Return each line of the records below that contains the word "this".

--- Records ---
*** Begin section ***

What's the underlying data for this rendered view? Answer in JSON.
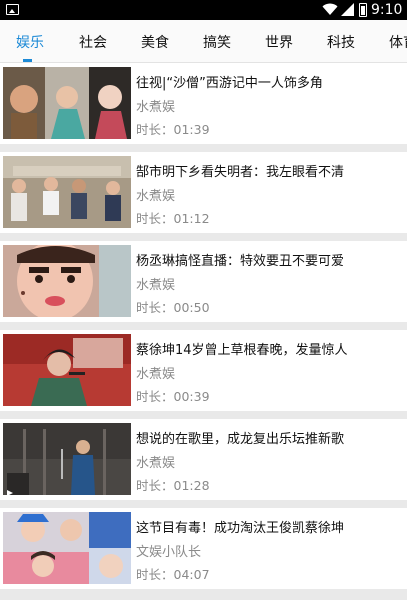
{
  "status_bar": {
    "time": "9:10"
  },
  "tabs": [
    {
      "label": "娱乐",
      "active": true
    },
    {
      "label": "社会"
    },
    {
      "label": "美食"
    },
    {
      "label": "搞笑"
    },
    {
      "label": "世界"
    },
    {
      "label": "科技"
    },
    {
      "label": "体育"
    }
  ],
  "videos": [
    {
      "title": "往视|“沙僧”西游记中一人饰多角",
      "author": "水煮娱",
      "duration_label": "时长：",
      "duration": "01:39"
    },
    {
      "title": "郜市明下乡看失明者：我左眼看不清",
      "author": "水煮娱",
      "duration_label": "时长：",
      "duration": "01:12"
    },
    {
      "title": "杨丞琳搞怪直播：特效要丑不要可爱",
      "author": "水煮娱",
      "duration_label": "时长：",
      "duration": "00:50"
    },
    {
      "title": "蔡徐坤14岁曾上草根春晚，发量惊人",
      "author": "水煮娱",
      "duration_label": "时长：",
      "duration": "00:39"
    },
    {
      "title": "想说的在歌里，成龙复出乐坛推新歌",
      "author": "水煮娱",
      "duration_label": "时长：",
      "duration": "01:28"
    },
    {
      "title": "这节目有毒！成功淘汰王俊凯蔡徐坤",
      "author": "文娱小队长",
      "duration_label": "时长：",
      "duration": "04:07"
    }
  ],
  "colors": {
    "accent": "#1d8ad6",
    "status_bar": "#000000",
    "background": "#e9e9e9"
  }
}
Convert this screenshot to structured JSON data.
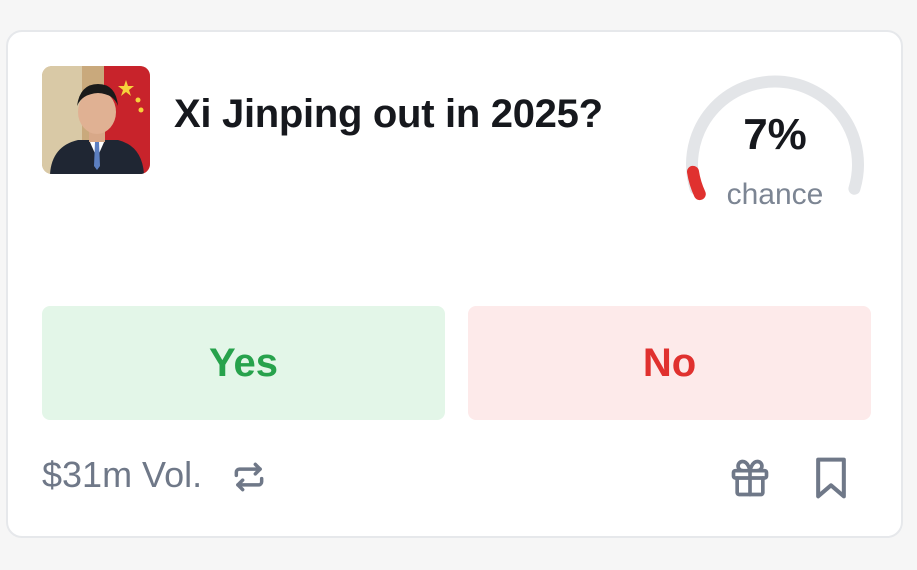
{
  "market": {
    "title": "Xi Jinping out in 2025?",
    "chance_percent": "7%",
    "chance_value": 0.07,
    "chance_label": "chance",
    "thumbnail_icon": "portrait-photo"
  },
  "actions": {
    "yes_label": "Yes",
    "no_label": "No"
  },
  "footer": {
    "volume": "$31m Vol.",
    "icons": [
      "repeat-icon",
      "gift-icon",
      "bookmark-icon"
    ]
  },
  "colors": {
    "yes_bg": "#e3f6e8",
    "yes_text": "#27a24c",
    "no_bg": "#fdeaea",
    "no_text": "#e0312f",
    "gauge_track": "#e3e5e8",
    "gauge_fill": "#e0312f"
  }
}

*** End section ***
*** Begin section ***

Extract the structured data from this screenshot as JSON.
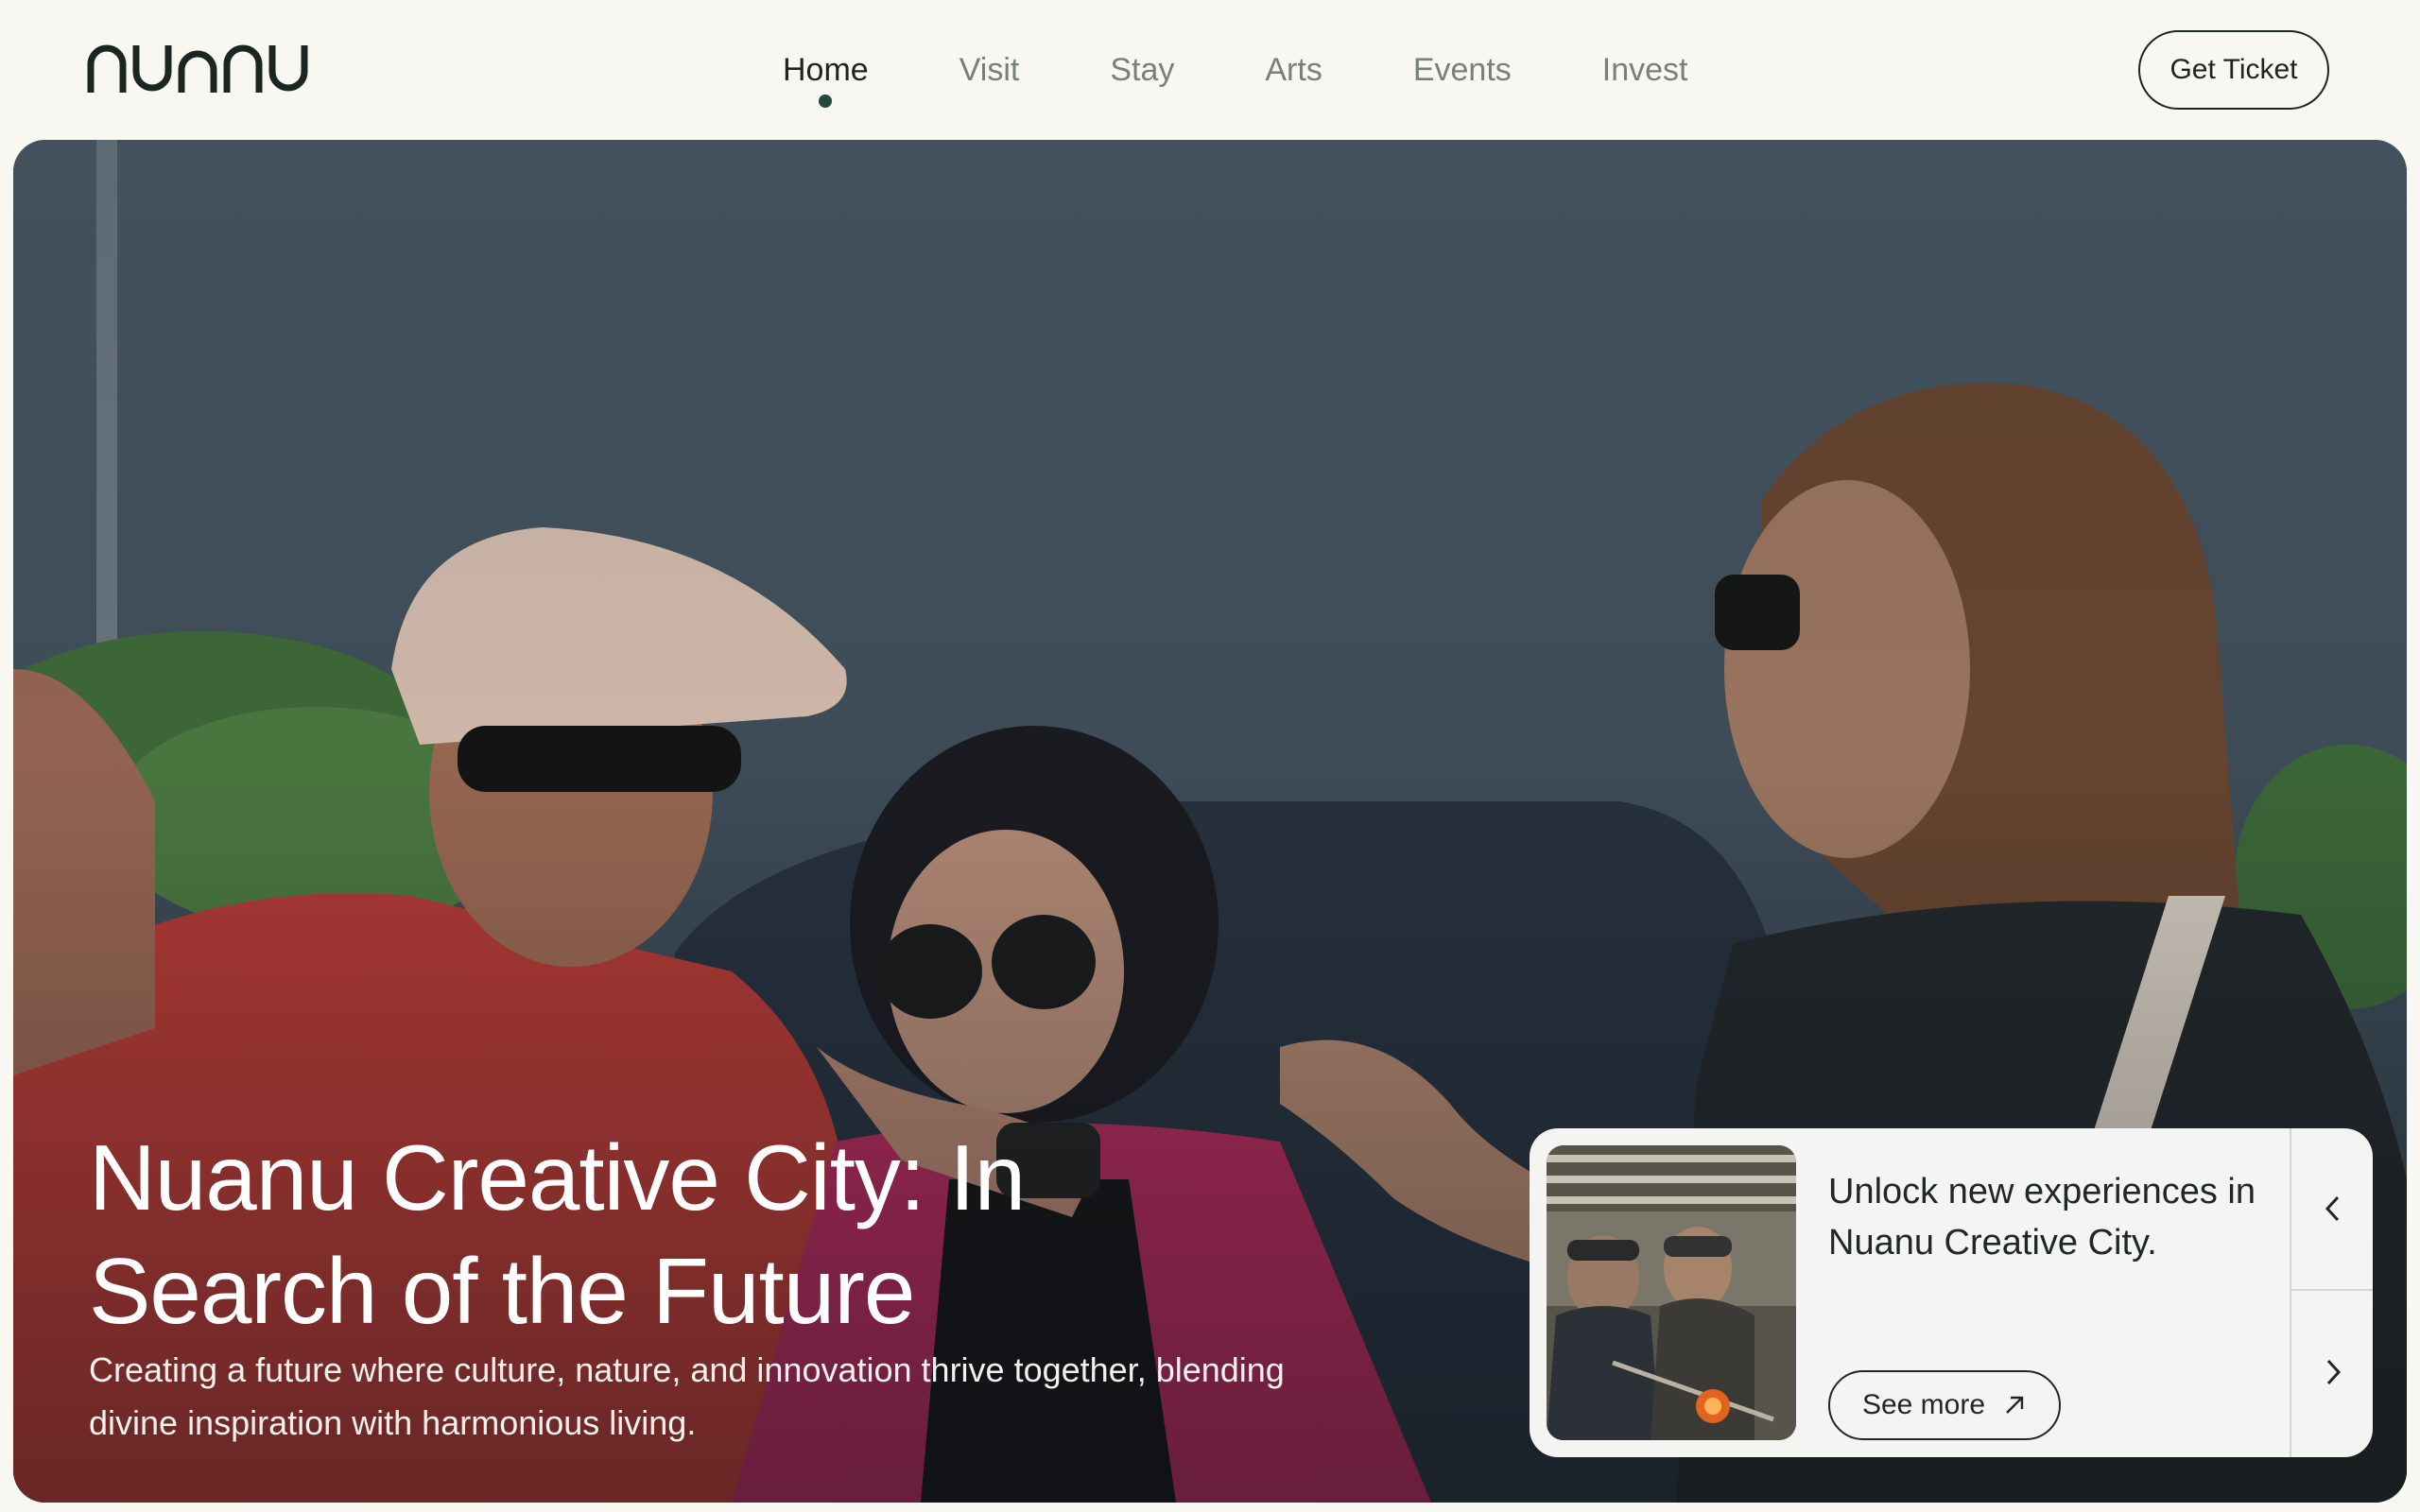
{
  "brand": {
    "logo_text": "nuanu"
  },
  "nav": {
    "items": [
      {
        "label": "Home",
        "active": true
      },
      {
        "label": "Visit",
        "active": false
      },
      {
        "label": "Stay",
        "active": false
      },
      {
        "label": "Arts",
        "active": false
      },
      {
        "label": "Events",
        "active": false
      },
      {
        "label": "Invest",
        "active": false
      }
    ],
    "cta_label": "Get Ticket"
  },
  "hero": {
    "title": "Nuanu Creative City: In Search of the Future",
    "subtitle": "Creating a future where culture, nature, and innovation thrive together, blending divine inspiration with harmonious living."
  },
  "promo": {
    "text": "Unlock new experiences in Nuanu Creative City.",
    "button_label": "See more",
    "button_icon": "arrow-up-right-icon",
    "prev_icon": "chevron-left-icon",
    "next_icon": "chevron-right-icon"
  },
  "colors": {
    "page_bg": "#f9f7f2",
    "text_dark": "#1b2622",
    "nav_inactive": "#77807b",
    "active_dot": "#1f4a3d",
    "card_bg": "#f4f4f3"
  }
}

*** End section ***
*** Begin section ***

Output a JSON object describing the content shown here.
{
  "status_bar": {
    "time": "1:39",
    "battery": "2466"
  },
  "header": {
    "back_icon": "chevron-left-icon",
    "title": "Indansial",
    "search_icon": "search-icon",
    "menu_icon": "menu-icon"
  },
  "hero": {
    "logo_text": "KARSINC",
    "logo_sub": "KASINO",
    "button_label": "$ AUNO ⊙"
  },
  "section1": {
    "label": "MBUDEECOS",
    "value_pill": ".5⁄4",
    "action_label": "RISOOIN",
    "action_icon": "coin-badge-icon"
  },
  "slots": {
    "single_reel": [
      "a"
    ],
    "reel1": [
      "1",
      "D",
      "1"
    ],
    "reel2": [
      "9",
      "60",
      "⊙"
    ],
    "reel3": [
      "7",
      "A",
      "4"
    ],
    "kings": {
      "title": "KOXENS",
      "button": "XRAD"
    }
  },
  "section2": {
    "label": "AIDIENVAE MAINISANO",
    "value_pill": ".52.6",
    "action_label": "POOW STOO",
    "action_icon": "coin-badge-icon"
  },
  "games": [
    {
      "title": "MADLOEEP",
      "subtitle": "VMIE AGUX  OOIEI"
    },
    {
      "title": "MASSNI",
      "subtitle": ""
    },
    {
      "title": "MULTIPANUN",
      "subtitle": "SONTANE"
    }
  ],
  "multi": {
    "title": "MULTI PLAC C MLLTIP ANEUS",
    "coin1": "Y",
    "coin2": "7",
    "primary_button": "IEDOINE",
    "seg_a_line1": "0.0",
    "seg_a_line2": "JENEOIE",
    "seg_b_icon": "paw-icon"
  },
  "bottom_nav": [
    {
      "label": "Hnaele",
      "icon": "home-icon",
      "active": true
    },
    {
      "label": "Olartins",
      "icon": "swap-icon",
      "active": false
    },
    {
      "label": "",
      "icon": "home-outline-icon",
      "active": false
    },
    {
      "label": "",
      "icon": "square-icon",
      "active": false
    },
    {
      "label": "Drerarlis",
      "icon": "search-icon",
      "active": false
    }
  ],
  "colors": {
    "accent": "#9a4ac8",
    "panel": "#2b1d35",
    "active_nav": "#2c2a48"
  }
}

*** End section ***

--- Exercise response ---
What's the underlying data for this rendered view? Answer in JSON.
Convert this screenshot to structured JSON data.
Extract the structured data from this screenshot as JSON.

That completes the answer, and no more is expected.